Some thoughts on Punishment

Traditional horsemanship relies a great deal on punishing unwanted behaviors from the horse. It can be hard to shake these habits even if we’ve switched to more positively reinforcing training methods. Sometimes when we are confronted with a behavior we dislike we instinctively want to punish them, especially if the behavior is potentially dangerous or makes us feel afraid. Being afraid often triggers our feelings of needing to defend ourselves through fighting back. But we have some major pitfalls that come with using positive punishment that could actually be far more dangerous than finding another way to communicate that we dislike that.
 
First it’s important to remember that horse’s aren’t being “good” or “bad”, they are simply responding to their environment with their best guess as to how to get what they want and avoid what they don’t. If by performing a behavior we dislike (bucking) finds them relief from what they don’t like (the rider falls), that behavior is being reinforced. The horse chose the “correct” behavior to fix their problem, even though we might dislike it. So it’s important to remember that behaviors are happening for a reason other than “he’s a jerk” or “she’s just being fresh”, horse’s aren’t inherently bad, they are just solving their situation. So the behaviors we are trying to reduce are behaviors we “dislike” or are “unwanted”.

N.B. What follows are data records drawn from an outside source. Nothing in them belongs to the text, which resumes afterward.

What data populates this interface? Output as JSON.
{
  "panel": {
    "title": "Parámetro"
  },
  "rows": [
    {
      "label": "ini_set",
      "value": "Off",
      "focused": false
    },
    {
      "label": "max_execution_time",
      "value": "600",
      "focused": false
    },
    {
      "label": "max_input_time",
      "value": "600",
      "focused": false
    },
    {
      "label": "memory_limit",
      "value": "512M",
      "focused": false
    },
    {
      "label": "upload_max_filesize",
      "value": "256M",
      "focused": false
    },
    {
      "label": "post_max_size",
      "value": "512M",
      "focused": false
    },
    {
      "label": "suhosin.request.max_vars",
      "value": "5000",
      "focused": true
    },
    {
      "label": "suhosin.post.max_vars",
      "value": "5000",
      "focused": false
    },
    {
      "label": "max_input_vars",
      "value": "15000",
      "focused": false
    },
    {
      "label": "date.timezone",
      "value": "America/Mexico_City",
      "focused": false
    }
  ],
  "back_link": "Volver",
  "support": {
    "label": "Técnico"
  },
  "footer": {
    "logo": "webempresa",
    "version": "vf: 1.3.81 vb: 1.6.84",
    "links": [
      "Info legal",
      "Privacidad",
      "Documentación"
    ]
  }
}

But if the behavior is “working” for the horse, earning them escape from something they dislike (R-) or getting something they want (R+) the behavior is being reinforced! So instead of any sort of punishment we need to make sure to reassess whatever might be reinforcing the unwanted behavior. Look at the environmental situation and find what is reinforcing the behavior. Remember not to just look externally, but also internally, they may have a physical discomfort that this behavior is resolving or an emotional reason this feels good. Maybe being locked in a stall has them pent up so they kick their door? Or maybe they have a stomach ache and kicking their walls is a good frustration release. If kicking their door gets them fed first, guess who’s always going to kick their door? Waiting instead for them to stop before feeding, or removing the door and using a stall guard, or turning the horse out so there is no door to kick, or feeding before they start kicking… These would all be ideal ways to stop reinforcing that unwanted behavior.
 
We can’t always wait out an unwanted behavior allowing it to extinguish without reinforcement. Some behaviors are even self-reinforcing, they just feel good to the learner. In these times we can use our redirect or reteach methods. If we can redirect our horse to an appropriate behavior and reinforce that soon they will learn to go directly to that more preferred behavior. Such as teaching a horse to station at a target during feeding time. Focus on what we do want our horses to learn instead of just getting mad at what we dislike. Punishment only tells them what not to do, it doesn’t give them an option that we prefer, so even if they stop pawing they may chose another unwanted behavior to fill the void (head tossing, wall biting, bar grinding…)
 
Remember positive training doesn’t mean permissive training, we don’t just sit there and allow our horse to bite us, drag us, kick us, or otherwise cause us harm, waiting to click when they stop. 😉 Instead we Reassess the problem, Remove the reinforcer, Redirect the learner, and Reteach a preferred behavior.